▶ [DATASET CONTENT]
* * * * * * * * *

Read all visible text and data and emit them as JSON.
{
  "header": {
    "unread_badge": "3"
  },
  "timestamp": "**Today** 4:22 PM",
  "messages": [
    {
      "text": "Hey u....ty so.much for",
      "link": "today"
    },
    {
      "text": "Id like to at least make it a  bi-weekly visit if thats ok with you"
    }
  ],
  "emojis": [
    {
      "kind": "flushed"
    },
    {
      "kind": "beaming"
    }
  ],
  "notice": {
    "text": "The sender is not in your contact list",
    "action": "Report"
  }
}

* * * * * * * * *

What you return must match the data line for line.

▶ [EXPECTED ANSWER]
Read all visible text and data and emit them as JSON.
{
  "header": {
    "unread_badge": "3"
  },
  "timestamp": "**Today** 4:22 PM",
  "messages": [
    {
      "text": "Hey u....ty so.much for",
      "link": "today"
    },
    {
      "text": "Id like to at least make it a  bi-weekly visit if thats ok with you"
    }
  ],
  "emojis": [
    {
      "kind": "flushed"
    },
    {
      "kind": "beaming"
    }
  ],
  "notice": {
    "text": "The sender is not in your contact list",
    "action": "Report"
  }
}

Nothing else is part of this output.